Every line below should be given again without alteration.

=== Begin Enclosure ===

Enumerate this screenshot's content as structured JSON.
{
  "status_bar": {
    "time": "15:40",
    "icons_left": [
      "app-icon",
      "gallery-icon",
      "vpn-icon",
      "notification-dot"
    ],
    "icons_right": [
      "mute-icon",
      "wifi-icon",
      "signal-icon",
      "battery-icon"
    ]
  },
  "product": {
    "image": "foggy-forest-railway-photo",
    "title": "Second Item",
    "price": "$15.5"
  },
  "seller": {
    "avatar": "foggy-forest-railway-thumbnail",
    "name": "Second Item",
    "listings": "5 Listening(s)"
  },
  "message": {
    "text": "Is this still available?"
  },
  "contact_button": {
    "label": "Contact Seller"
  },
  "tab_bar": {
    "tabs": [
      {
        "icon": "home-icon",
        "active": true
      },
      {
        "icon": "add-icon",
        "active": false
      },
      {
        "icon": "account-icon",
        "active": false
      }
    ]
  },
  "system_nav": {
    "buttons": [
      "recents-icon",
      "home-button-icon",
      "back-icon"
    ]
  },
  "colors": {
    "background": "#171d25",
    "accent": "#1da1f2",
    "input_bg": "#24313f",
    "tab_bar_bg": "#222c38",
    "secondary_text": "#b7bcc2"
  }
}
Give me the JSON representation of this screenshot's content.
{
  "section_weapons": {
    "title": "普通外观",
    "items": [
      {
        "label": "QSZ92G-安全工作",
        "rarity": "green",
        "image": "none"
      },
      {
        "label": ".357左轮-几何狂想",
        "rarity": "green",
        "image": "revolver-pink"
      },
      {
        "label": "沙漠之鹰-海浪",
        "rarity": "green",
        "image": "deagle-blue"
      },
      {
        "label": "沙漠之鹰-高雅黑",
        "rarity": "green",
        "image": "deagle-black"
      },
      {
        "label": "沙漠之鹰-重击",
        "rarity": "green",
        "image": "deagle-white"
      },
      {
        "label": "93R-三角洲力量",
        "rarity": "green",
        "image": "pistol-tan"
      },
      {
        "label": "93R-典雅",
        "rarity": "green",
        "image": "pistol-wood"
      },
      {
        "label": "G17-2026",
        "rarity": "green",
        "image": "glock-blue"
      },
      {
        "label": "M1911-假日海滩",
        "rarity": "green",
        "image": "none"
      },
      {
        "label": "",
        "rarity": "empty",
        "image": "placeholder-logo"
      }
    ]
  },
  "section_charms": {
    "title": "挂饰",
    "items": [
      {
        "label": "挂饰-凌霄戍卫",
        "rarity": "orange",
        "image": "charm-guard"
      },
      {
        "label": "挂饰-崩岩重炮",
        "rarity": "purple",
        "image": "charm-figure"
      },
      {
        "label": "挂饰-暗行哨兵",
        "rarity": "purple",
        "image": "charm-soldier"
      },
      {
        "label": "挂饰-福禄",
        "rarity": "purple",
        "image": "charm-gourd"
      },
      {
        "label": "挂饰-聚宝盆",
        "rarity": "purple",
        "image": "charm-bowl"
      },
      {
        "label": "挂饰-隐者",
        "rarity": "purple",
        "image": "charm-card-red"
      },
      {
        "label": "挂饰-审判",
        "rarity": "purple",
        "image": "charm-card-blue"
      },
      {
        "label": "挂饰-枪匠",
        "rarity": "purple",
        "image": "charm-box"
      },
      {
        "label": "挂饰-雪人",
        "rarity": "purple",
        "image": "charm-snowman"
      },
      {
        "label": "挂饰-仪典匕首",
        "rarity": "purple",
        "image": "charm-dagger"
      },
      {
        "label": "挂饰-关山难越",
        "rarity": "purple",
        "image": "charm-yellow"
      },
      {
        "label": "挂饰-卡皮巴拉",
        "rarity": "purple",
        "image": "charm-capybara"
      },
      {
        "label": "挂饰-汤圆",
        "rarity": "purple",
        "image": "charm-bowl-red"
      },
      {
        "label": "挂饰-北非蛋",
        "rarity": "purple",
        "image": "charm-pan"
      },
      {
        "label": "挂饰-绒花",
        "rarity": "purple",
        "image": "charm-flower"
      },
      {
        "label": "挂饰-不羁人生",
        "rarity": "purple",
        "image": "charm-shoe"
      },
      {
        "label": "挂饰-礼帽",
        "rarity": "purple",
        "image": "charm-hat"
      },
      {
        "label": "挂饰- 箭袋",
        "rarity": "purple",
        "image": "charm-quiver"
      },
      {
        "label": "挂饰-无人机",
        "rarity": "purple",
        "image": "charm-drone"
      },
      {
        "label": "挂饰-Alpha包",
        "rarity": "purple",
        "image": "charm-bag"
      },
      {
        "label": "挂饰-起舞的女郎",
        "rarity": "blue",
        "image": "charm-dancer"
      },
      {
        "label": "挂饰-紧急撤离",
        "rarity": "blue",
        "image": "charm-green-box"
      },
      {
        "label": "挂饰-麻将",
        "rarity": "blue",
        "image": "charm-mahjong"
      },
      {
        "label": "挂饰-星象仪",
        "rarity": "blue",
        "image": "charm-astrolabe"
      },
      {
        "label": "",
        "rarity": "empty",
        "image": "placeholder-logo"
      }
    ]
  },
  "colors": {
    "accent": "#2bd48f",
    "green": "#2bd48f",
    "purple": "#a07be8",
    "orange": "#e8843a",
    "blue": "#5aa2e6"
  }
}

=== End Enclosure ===

• [RESULT OF THE EXERCISE]
Enumerate this screenshot's content as structured JSON.
{
  "status_bar": {
    "time": "15:40",
    "icons_left": [
      "app-icon",
      "gallery-icon",
      "vpn-icon",
      "notification-dot"
    ],
    "icons_right": [
      "mute-icon",
      "wifi-icon",
      "signal-icon",
      "battery-icon"
    ]
  },
  "product": {
    "image": "foggy-forest-railway-photo",
    "title": "Second Item",
    "price": "$15.5"
  },
  "seller": {
    "avatar": "foggy-forest-railway-thumbnail",
    "name": "Second Item",
    "listings": "5 Listening(s)"
  },
  "message": {
    "text": "Is this still available?"
  },
  "contact_button": {
    "label": "Contact Seller"
  },
  "tab_bar": {
    "tabs": [
      {
        "icon": "home-icon",
        "active": true
      },
      {
        "icon": "add-icon",
        "active": false
      },
      {
        "icon": "account-icon",
        "active": false
      }
    ]
  },
  "system_nav": {
    "buttons": [
      "recents-icon",
      "home-button-icon",
      "back-icon"
    ]
  },
  "colors": {
    "background": "#171d25",
    "accent": "#1da1f2",
    "input_bg": "#24313f",
    "tab_bar_bg": "#222c38",
    "secondary_text": "#b7bcc2"
  }
}
Give me the JSON representation of this screenshot's content.
{
  "section_weapons": {
    "title": "普通外观",
    "items": [
      {
        "label": "QSZ92G-安全工作",
        "rarity": "green",
        "image": "none"
      },
      {
        "label": ".357左轮-几何狂想",
        "rarity": "green",
        "image": "revolver-pink"
      },
      {
        "label": "沙漠之鹰-海浪",
        "rarity": "green",
        "image": "deagle-blue"
      },
      {
        "label": "沙漠之鹰-高雅黑",
        "rarity": "green",
        "image": "deagle-black"
      },
      {
        "label": "沙漠之鹰-重击",
        "rarity": "green",
        "image": "deagle-white"
      },
      {
        "label": "93R-三角洲力量",
        "rarity": "green",
        "image": "pistol-tan"
      },
      {
        "label": "93R-典雅",
        "rarity": "green",
        "image": "pistol-wood"
      },
      {
        "label": "G17-2026",
        "rarity": "green",
        "image": "glock-blue"
      },
      {
        "label": "M1911-假日海滩",
        "rarity": "green",
        "image": "none"
      },
      {
        "label": "",
        "rarity": "empty",
        "image": "placeholder-logo"
      }
    ]
  },
  "section_charms": {
    "title": "挂饰",
    "items": [
      {
        "label": "挂饰-凌霄戍卫",
        "rarity": "orange",
        "image": "charm-guard"
      },
      {
        "label": "挂饰-崩岩重炮",
        "rarity": "purple",
        "image": "charm-figure"
      },
      {
        "label": "挂饰-暗行哨兵",
        "rarity": "purple",
        "image": "charm-soldier"
      },
      {
        "label": "挂饰-福禄",
        "rarity": "purple",
        "image": "charm-gourd"
      },
      {
        "label": "挂饰-聚宝盆",
        "rarity": "purple",
        "image": "charm-bowl"
      },
      {
        "label": "挂饰-隐者",
        "rarity": "purple",
        "image": "charm-card-red"
      },
      {
        "label": "挂饰-审判",
        "rarity": "purple",
        "image": "charm-card-blue"
      },
      {
        "label": "挂饰-枪匠",
        "rarity": "purple",
        "image": "charm-box"
      },
      {
        "label": "挂饰-雪人",
        "rarity": "purple",
        "image": "charm-snowman"
      },
      {
        "label": "挂饰-仪典匕首",
        "rarity": "purple",
        "image": "charm-dagger"
      },
      {
        "label": "挂饰-关山难越",
        "rarity": "purple",
        "image": "charm-yellow"
      },
      {
        "label": "挂饰-卡皮巴拉",
        "rarity": "purple",
        "image": "charm-capybara"
      },
      {
        "label": "挂饰-汤圆",
        "rarity": "purple",
        "image": "charm-bowl-red"
      },
      {
        "label": "挂饰-北非蛋",
        "rarity": "purple",
        "image": "charm-pan"
      },
      {
        "label": "挂饰-绒花",
        "rarity": "purple",
        "image": "charm-flower"
      },
      {
        "label": "挂饰-不羁人生",
        "rarity": "purple",
        "image": "charm-shoe"
      },
      {
        "label": "挂饰-礼帽",
        "rarity": "purple",
        "image": "charm-hat"
      },
      {
        "label": "挂饰- 箭袋",
        "rarity": "purple",
        "image": "charm-quiver"
      },
      {
        "label": "挂饰-无人机",
        "rarity": "purple",
        "image": "charm-drone"
      },
      {
        "label": "挂饰-Alpha包",
        "rarity": "purple",
        "image": "charm-bag"
      },
      {
        "label": "挂饰-起舞的女郎",
        "rarity": "blue",
        "image": "charm-dancer"
      },
      {
        "label": "挂饰-紧急撤离",
        "rarity": "blue",
        "image": "charm-green-box"
      },
      {
        "label": "挂饰-麻将",
        "rarity": "blue",
        "image": "charm-mahjong"
      },
      {
        "label": "挂饰-星象仪",
        "rarity": "blue",
        "image": "charm-astrolabe"
      },
      {
        "label": "",
        "rarity": "empty",
        "image": "placeholder-logo"
      }
    ]
  },
  "colors": {
    "accent": "#2bd48f",
    "green": "#2bd48f",
    "purple": "#a07be8",
    "orange": "#e8843a",
    "blue": "#5aa2e6"
  }
}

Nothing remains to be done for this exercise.